DATA TO PROCESS =
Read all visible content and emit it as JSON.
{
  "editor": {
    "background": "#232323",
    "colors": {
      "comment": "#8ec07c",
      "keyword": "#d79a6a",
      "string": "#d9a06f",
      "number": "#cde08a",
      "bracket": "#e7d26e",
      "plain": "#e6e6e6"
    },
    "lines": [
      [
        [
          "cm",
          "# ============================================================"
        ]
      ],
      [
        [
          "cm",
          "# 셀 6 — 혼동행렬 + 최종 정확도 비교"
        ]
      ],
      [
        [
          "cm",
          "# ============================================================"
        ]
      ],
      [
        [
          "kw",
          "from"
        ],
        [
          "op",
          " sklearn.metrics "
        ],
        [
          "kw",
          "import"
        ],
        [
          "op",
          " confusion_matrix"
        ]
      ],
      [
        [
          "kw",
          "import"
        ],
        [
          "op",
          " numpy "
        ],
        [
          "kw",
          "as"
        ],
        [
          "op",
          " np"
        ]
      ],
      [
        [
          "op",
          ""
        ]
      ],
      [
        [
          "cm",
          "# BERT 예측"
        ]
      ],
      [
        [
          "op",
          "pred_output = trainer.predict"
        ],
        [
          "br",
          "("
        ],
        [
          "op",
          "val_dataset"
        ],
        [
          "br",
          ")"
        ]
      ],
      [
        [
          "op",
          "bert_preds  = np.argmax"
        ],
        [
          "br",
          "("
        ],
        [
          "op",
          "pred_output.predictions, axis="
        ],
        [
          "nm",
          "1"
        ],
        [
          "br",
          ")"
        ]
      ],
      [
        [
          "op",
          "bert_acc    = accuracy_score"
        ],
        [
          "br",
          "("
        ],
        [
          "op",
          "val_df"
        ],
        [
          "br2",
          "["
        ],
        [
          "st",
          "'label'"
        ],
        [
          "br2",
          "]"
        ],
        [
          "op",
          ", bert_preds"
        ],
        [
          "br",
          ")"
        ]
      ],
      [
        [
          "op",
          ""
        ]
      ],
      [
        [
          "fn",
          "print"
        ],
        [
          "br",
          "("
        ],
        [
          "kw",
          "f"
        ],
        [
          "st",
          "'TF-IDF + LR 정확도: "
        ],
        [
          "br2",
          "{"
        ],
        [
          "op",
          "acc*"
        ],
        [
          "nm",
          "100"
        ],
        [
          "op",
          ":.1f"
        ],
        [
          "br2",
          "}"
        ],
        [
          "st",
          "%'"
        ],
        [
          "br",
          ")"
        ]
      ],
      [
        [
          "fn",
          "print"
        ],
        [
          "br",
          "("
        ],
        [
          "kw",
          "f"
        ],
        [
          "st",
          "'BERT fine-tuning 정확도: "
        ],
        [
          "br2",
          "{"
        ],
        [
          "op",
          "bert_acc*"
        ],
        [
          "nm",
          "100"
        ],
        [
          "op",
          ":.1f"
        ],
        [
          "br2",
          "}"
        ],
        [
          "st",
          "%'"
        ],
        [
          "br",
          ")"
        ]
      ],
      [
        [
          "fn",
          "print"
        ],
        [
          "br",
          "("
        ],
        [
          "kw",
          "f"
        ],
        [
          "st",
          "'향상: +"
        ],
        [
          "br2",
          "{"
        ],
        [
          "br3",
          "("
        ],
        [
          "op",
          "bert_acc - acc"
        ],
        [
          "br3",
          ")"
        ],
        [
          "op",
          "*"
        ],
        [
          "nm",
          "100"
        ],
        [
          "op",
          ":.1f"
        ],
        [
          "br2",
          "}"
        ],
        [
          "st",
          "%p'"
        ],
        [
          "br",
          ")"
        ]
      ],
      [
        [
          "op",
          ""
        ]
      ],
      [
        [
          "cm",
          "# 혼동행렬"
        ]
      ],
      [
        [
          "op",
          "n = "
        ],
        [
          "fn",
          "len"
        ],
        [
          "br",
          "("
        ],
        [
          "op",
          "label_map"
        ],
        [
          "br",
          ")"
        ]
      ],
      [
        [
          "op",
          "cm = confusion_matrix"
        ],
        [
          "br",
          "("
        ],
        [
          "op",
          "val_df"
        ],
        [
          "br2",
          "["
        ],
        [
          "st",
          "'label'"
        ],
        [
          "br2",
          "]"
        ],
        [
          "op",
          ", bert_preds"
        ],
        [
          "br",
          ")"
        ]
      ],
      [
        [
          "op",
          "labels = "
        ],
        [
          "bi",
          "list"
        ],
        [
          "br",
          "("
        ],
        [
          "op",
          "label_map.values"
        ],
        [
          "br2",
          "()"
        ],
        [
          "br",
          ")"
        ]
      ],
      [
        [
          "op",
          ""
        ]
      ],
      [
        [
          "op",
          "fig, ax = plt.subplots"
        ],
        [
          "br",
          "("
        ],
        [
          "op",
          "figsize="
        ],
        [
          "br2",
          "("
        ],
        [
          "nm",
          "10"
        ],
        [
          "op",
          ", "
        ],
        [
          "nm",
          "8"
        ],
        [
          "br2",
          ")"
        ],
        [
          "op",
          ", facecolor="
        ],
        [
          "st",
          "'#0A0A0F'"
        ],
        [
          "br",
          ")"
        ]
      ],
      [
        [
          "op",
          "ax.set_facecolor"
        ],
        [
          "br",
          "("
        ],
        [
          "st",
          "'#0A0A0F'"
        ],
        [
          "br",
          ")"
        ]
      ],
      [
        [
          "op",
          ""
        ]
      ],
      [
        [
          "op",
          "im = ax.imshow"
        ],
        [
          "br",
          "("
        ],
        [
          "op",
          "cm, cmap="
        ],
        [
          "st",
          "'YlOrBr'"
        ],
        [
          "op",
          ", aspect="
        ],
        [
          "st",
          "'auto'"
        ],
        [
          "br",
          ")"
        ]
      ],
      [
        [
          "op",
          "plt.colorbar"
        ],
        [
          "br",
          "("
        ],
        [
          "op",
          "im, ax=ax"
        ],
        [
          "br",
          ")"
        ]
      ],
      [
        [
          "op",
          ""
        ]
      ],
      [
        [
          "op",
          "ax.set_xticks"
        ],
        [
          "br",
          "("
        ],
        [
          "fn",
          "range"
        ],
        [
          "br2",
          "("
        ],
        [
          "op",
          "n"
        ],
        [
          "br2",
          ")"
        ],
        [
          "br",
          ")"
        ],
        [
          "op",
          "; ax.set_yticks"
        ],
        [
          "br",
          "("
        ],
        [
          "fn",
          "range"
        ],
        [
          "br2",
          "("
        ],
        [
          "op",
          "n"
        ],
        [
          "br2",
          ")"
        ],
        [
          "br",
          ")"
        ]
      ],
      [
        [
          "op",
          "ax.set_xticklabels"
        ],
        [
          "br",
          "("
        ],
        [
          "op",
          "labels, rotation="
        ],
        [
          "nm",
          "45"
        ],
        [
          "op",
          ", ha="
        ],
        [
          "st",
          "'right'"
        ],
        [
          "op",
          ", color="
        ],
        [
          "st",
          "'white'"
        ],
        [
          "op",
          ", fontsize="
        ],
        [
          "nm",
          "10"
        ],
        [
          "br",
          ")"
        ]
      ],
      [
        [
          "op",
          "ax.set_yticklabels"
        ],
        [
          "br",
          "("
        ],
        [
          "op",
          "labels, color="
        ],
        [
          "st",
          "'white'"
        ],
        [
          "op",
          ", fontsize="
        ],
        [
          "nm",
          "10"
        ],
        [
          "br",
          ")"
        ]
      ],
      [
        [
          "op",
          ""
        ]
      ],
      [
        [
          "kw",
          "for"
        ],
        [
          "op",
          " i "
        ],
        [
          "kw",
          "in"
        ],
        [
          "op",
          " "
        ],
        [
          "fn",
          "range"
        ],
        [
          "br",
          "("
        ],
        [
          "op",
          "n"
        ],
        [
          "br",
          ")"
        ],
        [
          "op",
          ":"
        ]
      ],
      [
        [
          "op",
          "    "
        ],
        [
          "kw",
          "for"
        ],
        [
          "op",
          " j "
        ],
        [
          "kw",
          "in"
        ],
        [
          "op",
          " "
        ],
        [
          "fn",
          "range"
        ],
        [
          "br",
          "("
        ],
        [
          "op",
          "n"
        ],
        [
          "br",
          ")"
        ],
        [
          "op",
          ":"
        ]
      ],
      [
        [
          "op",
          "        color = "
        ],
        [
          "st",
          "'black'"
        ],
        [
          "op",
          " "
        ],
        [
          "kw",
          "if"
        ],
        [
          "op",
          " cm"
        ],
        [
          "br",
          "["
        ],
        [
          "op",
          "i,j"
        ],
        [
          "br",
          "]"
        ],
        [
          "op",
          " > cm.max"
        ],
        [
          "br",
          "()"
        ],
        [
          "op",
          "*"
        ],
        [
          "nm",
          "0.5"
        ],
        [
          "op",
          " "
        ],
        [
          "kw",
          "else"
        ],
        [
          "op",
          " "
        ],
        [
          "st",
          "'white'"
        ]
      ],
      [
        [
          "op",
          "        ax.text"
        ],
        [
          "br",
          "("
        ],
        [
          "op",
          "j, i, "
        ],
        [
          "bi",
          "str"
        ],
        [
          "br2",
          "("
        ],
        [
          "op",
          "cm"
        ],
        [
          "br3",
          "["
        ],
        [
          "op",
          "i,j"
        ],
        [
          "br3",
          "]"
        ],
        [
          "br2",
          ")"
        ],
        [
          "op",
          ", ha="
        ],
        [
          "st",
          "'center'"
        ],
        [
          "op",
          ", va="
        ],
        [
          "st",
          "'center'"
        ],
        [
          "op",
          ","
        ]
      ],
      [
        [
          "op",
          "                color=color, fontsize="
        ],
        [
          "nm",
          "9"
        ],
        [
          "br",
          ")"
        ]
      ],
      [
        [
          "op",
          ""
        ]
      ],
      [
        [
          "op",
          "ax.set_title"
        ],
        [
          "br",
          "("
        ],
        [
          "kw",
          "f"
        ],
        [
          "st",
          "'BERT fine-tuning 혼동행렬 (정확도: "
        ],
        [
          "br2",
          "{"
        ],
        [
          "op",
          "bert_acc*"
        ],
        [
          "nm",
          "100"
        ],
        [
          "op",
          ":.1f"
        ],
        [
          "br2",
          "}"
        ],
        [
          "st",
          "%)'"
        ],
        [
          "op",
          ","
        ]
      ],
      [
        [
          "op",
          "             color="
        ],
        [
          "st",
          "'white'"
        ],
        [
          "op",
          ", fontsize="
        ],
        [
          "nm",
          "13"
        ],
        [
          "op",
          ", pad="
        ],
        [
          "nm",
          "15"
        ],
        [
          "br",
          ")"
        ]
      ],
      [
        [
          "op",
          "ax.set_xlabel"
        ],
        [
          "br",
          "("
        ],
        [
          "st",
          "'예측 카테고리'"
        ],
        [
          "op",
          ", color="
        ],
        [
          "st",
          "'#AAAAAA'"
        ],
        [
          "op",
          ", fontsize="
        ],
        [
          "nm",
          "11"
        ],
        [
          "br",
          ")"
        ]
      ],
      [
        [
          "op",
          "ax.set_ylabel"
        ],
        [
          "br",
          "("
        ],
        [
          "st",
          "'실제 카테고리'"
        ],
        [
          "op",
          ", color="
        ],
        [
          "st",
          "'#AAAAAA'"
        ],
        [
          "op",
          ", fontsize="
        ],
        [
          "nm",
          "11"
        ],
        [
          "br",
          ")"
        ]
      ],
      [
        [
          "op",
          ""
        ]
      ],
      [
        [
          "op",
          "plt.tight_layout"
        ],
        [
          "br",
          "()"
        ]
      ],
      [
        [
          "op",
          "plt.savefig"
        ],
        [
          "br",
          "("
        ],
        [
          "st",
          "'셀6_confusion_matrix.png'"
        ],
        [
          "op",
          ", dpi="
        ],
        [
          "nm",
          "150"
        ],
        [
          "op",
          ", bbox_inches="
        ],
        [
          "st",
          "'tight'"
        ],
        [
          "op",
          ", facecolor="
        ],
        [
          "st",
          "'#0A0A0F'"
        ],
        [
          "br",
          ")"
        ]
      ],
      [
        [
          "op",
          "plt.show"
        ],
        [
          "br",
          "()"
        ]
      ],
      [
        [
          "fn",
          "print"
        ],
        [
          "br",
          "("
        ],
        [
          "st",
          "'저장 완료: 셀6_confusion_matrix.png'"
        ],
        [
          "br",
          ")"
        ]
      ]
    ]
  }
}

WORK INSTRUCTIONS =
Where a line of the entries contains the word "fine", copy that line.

RESULT FOR THIS EXERCISE =
          "'BERT fine-tuning 정확도: "
          "'BERT fine-tuning 혼동행렬 (정확도: "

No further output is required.